As we are playing, I notice how my friend and her child interact with each other. There is no shortage of love between them. They are playful, they are kind to each other, they are connected. They negotiate boundaries and other relational things. The child pushes, the mother gives some and pulls some. Some things about their journey have been different from mine and H’s, like the amount of time they breastfed, but other things have been similar, like the priority we each place on being outdoors. In the end though, it’s not even the similarities in some of our choices that so powerfully connects us as parents. It’s the unconditional love we both have for our children, love from which springs a deep commitment to parenting respectfully and honoring that our children are whole, complete people and have been since birth. We’ve each made different choices, some consciously and some narrowed down through circumstance, but they all spring from this place of unconditional love. That’s the bigger picture behind the beautiful kaleidoscopes we each have a hand in making with our children. Unconditional love. It is so deeply connecting. Me to him, me to her through her unconditional love for her son, me to you and you and you through the unconditional love you each have for those in your lives. That’s the forest, and it’s beautiful, too.

“H, do you think you’ll be nursing when you go to college?” My tone is playful and light.

The college thing gets thrown around in jest in some of my parenting support groups sometimes. To allay fears that early bed sharing will become a forever sleeping arrangement: “Oh, don’t worry, he won’t be driving home every night to sleep in your bed after he’s gone off to college.” In riposte to judgment-tinged questions about just how long a mother is planning on breastfeeding her baby: “Oh, probably until she goes to college.” Or in self-mocking half jest about how long one plans to keep a child rear facing in a car seat: “AT LEAST until he goes to college!” And so on.

H unlatches to ask, “Where is college?”

This is a direction I hadn’t envisioned the conversation taking, but of course it’s going there. College is a concept that he’s not yet encountered at age 3.5.

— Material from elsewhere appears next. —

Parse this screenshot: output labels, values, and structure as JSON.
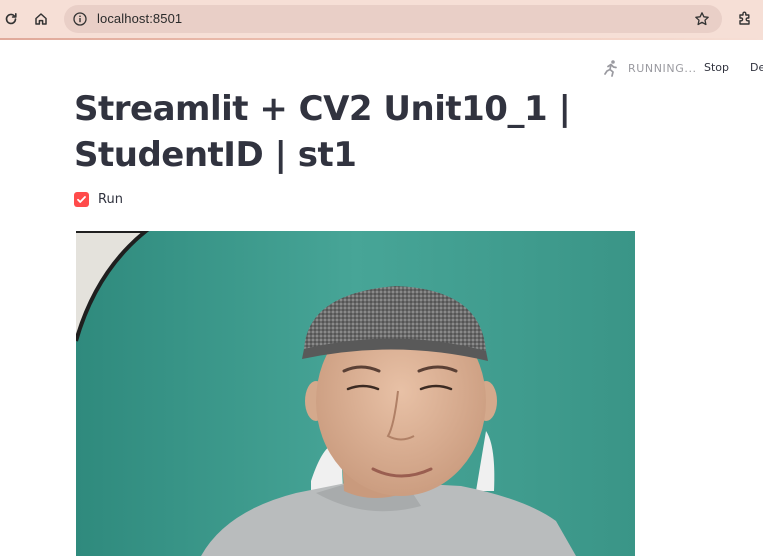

“It’s a place you can go to learn things if you want to.”

He considers this for a moment.

“I want to go there sometime with you,” he says, then re-latches without ceremony.

“Okay. We can do that,” I say. “I would love to do that sometime with you.”

And so my question remains unanswered, at least by him, but it’s not a question that I needed him to answer anyway. I am not certain about how long he will continue to breastfeed, but I am certain that he will be done long before he goes to college. If you ask me though and I sense an agenda, I just might suggest it. I will say it playfully, as a way of keeping things light. I will smile, you might smile, and H will go on to breastfeed for as long as it works for both of us. And someday long after that, he might go away to college.

H popped up, zero to sixty upon waking, and asked, “What are we doing this morning?”

“We’re going to feed the fish,” I told him.

“NO!” he shouted. “I am in no mood for it!”

Later, on our way home from feeding the fish, an outing he went on quite willingly, he told me it was a beautiful day to get some fresh air. And that he had a great time.

This is age three.

“I do not want to rest!”

“Okay. You don’t have to. We’ll just have milk.”

We crawled in to bed, and it took him less than five minutes of milk to fall asleep for what turned out to be a two and a half hour nap.

“Winthrop* asked what I was doing,” he said upon waking up, then without pausing, “Find Grandma!”

“How was your nap?” Grandma asked.

“I did not have a nap! Just milk!”

Sleep resistance turned sleep denial.

*H’s stuffed zebra.